DATASET section start
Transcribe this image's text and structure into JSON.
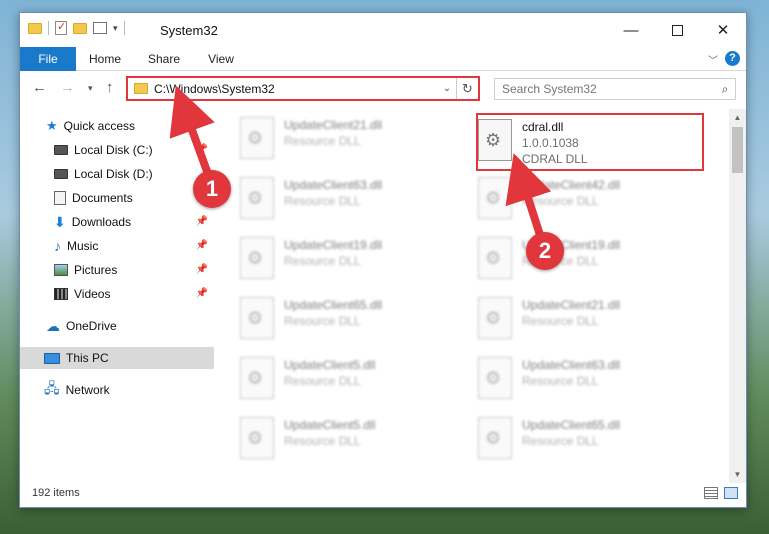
{
  "window": {
    "title": "System32",
    "controls": {
      "minimize": "—",
      "maximize": "",
      "close": "✕"
    }
  },
  "ribbon": {
    "tabs": [
      {
        "label": "File"
      },
      {
        "label": "Home"
      },
      {
        "label": "Share"
      },
      {
        "label": "View"
      }
    ],
    "help": "?"
  },
  "navigation": {
    "address_path": "C:\\Windows\\System32",
    "search_placeholder": "Search System32"
  },
  "sidebar": {
    "items": [
      {
        "label": "Quick access",
        "icon": "star-icon",
        "pinned": false
      },
      {
        "label": "Local Disk (C:)",
        "icon": "disk-icon",
        "pinned": true
      },
      {
        "label": "Local Disk (D:)",
        "icon": "disk-icon",
        "pinned": false
      },
      {
        "label": "Documents",
        "icon": "document-icon",
        "pinned": true
      },
      {
        "label": "Downloads",
        "icon": "download-icon",
        "pinned": true
      },
      {
        "label": "Music",
        "icon": "music-icon",
        "pinned": true
      },
      {
        "label": "Pictures",
        "icon": "pictures-icon",
        "pinned": true
      },
      {
        "label": "Videos",
        "icon": "videos-icon",
        "pinned": true
      },
      {
        "label": "OneDrive",
        "icon": "cloud-icon",
        "pinned": false
      },
      {
        "label": "This PC",
        "icon": "computer-icon",
        "pinned": false,
        "selected": true
      },
      {
        "label": "Network",
        "icon": "network-icon",
        "pinned": false
      }
    ]
  },
  "files": {
    "left_column": [
      {
        "name": "UpdateClient21.dll",
        "sub1": "Resource DLL",
        "sub2": ""
      },
      {
        "name": "UpdateClient63.dll",
        "sub1": "Resource DLL",
        "sub2": ""
      },
      {
        "name": "UpdateClient19.dll",
        "sub1": "Resource DLL",
        "sub2": ""
      },
      {
        "name": "UpdateClient65.dll",
        "sub1": "Resource DLL",
        "sub2": ""
      },
      {
        "name": "UpdateClient5.dll",
        "sub1": "Resource DLL",
        "sub2": ""
      },
      {
        "name": "UpdateClient5.dll",
        "sub1": "Resource DLL",
        "sub2": ""
      }
    ],
    "right_column": [
      {
        "name": "cdral.dll",
        "sub1": "1.0.0.1038",
        "sub2": "CDRAL DLL",
        "focus": true
      },
      {
        "name": "UpdateClient42.dll",
        "sub1": "Resource DLL",
        "sub2": ""
      },
      {
        "name": "UpdateClient19.dll",
        "sub1": "Resource DLL",
        "sub2": ""
      },
      {
        "name": "UpdateClient21.dll",
        "sub1": "Resource DLL",
        "sub2": ""
      },
      {
        "name": "UpdateClient63.dll",
        "sub1": "Resource DLL",
        "sub2": ""
      },
      {
        "name": "UpdateClient65.dll",
        "sub1": "Resource DLL",
        "sub2": ""
      }
    ]
  },
  "status": {
    "item_count": "192 items"
  },
  "annotations": [
    {
      "number": "1"
    },
    {
      "number": "2"
    }
  ],
  "colors": {
    "accent": "#1979ca",
    "highlight": "#e0363c"
  }
}
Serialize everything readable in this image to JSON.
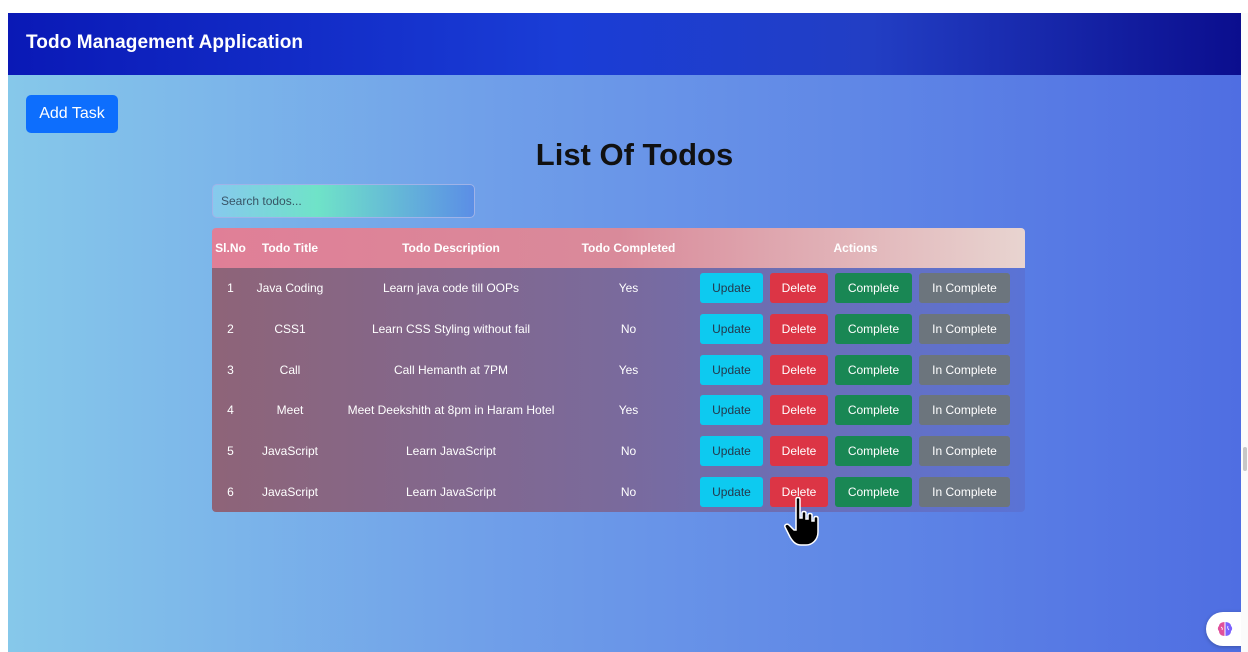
{
  "header": {
    "title": "Todo Management Application"
  },
  "add_task_label": "Add Task",
  "page_title": "List Of Todos",
  "search": {
    "placeholder": "Search todos...",
    "value": ""
  },
  "table": {
    "headers": [
      "Sl.No",
      "Todo Title",
      "Todo Description",
      "Todo Completed",
      "Actions"
    ],
    "rows": [
      {
        "sl": "1",
        "title": "Java Coding",
        "description": "Learn java code till OOPs",
        "completed": "Yes"
      },
      {
        "sl": "2",
        "title": "CSS1",
        "description": "Learn CSS Styling without fail",
        "completed": "No"
      },
      {
        "sl": "3",
        "title": "Call",
        "description": "Call Hemanth at 7PM",
        "completed": "Yes"
      },
      {
        "sl": "4",
        "title": "Meet",
        "description": "Meet Deekshith at 8pm in Haram Hotel",
        "completed": "Yes"
      },
      {
        "sl": "5",
        "title": "JavaScript",
        "description": "Learn JavaScript",
        "completed": "No"
      },
      {
        "sl": "6",
        "title": "JavaScript",
        "description": "Learn JavaScript",
        "completed": "No"
      }
    ],
    "actions": {
      "update": "Update",
      "delete": "Delete",
      "complete": "Complete",
      "incomplete": "In Complete"
    }
  },
  "colors": {
    "primary": "#0d6efd",
    "update": "#0dcaf0",
    "delete": "#dc3545",
    "complete": "#198754",
    "incomplete": "#6c757d",
    "topbar": "#0a19b6"
  },
  "icons": {
    "cursor": "hand-pointer-icon",
    "fab": "brain-icon"
  }
}
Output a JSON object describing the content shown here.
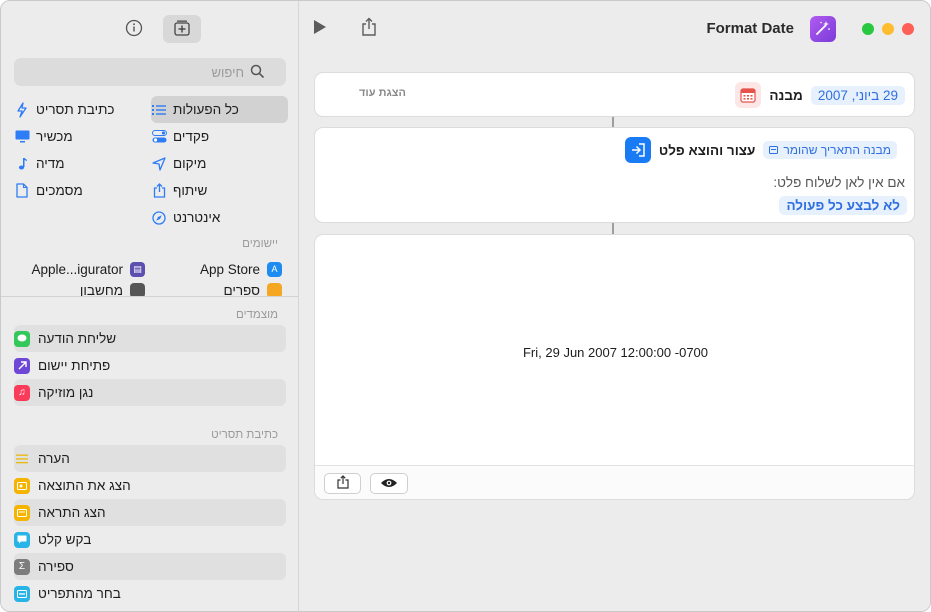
{
  "window": {
    "title": "Format Date",
    "traffic_colors": [
      "#ff5f57",
      "#febc2e",
      "#28c840"
    ]
  },
  "sidebar": {
    "search_placeholder": "חיפוש",
    "categories": [
      [
        {
          "label": "כל הפעולות",
          "icon": "list-icon",
          "selected": true
        },
        {
          "label": "כתיבת תסריט",
          "icon": "scripting-icon"
        }
      ],
      [
        {
          "label": "פקדים",
          "icon": "toggle-icon"
        },
        {
          "label": "מכשיר",
          "icon": "display-icon"
        }
      ],
      [
        {
          "label": "מיקום",
          "icon": "location-arrow-icon"
        },
        {
          "label": "מדיה",
          "icon": "music-note-icon"
        }
      ],
      [
        {
          "label": "שיתוף",
          "icon": "share-icon"
        },
        {
          "label": "מסמכים",
          "icon": "document-icon"
        }
      ],
      [
        {
          "label": "אינטרנט",
          "icon": "compass-icon"
        }
      ]
    ],
    "apps_label": "יישומים",
    "apps": [
      {
        "label": "App Store",
        "icon": "app-store-icon",
        "color": "#1c8cf2"
      },
      {
        "label": "Apple...igurator",
        "icon": "configurator-icon",
        "color": "#5b4fb0"
      }
    ],
    "apps_partial": [
      {
        "label": "ספרים",
        "color": "#f5a623"
      },
      {
        "label": "מחשבון",
        "color": "#555555"
      }
    ],
    "suggested_label": "מוצמדים",
    "suggested": [
      {
        "label": "שליחת הודעה",
        "icon": "messages-icon",
        "color": "#34c759"
      },
      {
        "label": "פתיחת יישום",
        "icon": "open-app-icon",
        "color": "#6e47d6"
      },
      {
        "label": "נגן מוזיקה",
        "icon": "music-icon",
        "color": "#fa3c5a"
      }
    ],
    "scripting_label": "כתיבת תסריט",
    "scripting": [
      {
        "label": "הערה",
        "icon": "comment-lines-icon",
        "color": "#f4c430",
        "plain": true
      },
      {
        "label": "הצג את התוצאה",
        "icon": "show-result-icon",
        "color": "#f4b400"
      },
      {
        "label": "הצג התראה",
        "icon": "alert-icon",
        "color": "#f4b400"
      },
      {
        "label": "בקש קלט",
        "icon": "ask-input-icon",
        "color": "#28b4e6"
      },
      {
        "label": "ספירה",
        "icon": "sigma-icon",
        "color": "#7d7d7d"
      },
      {
        "label": "בחר מהתפריט",
        "icon": "menu-icon",
        "color": "#28b4e6"
      }
    ]
  },
  "editor": {
    "date_action": {
      "label": "מבנה",
      "value": "29 ביוני, 2007",
      "show_more": "הצגת עוד"
    },
    "output_action": {
      "label": "עצור והוצא פלט",
      "variable": "מבנה התאריך שהומר",
      "no_place": "אם אין לאן לשלוח פלט:",
      "no_place_option": "לא לבצע כל פעולה"
    },
    "result": {
      "text": "Fri, 29 Jun 2007 12:00:00 -0700"
    }
  }
}
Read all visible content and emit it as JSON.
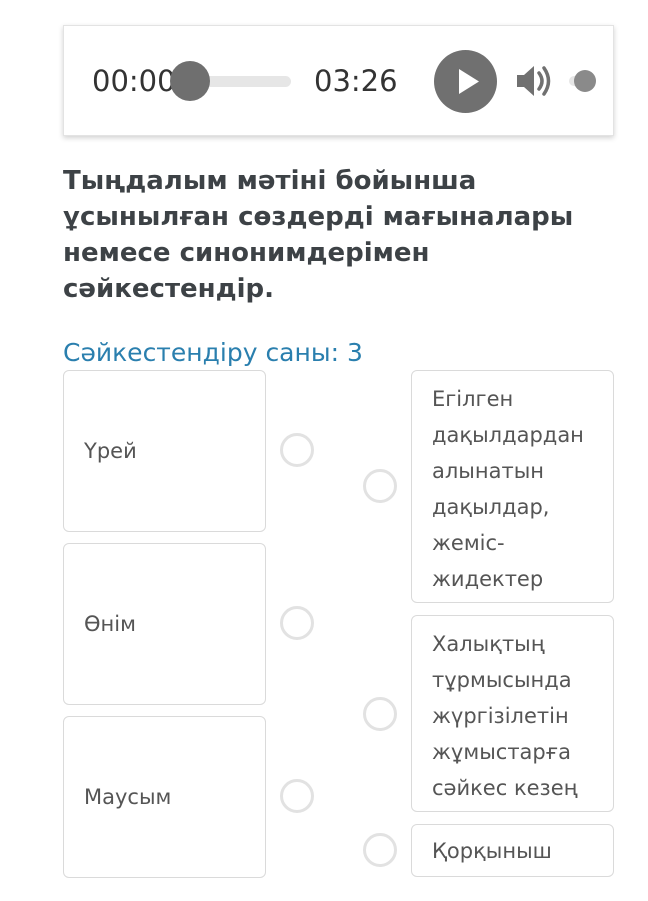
{
  "player": {
    "current_time": "00:00",
    "duration": "03:26",
    "progress": 0,
    "volume_level": 1
  },
  "question": {
    "text": "Тыңдалым мәтіні бойынша ұсынылған сөздерді мағыналары немесе синонимдерімен сәйкестендір.",
    "match_count": "Сәйкестендіру саны: 3"
  },
  "left_items": [
    {
      "label": "Үрей"
    },
    {
      "label": "Өнім"
    },
    {
      "label": "Маусым"
    }
  ],
  "right_items": [
    {
      "label": "Егілген дақылдардан алынатын дақылдар, жеміс-жидектер"
    },
    {
      "label": "Халықтың тұрмысында жүргізілетін жұмыстарға сәйкес кезең"
    },
    {
      "label": "Қорқыныш"
    }
  ],
  "colors": {
    "accent": "#2a7fae",
    "control": "#707070"
  },
  "icons": [
    "play-icon",
    "volume-icon"
  ]
}
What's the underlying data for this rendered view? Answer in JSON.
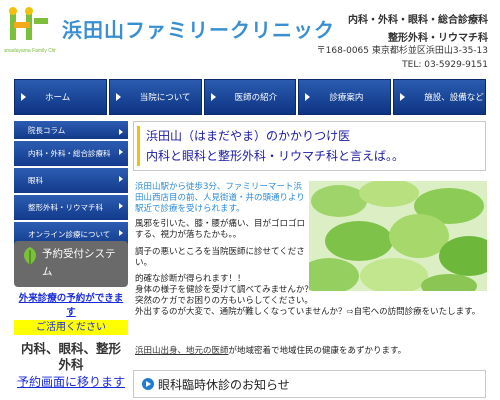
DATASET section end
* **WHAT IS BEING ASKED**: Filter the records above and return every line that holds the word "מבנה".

* **REPLY**:
      "label": "מבנה",
      "variable": "מבנה התאריך שהומר",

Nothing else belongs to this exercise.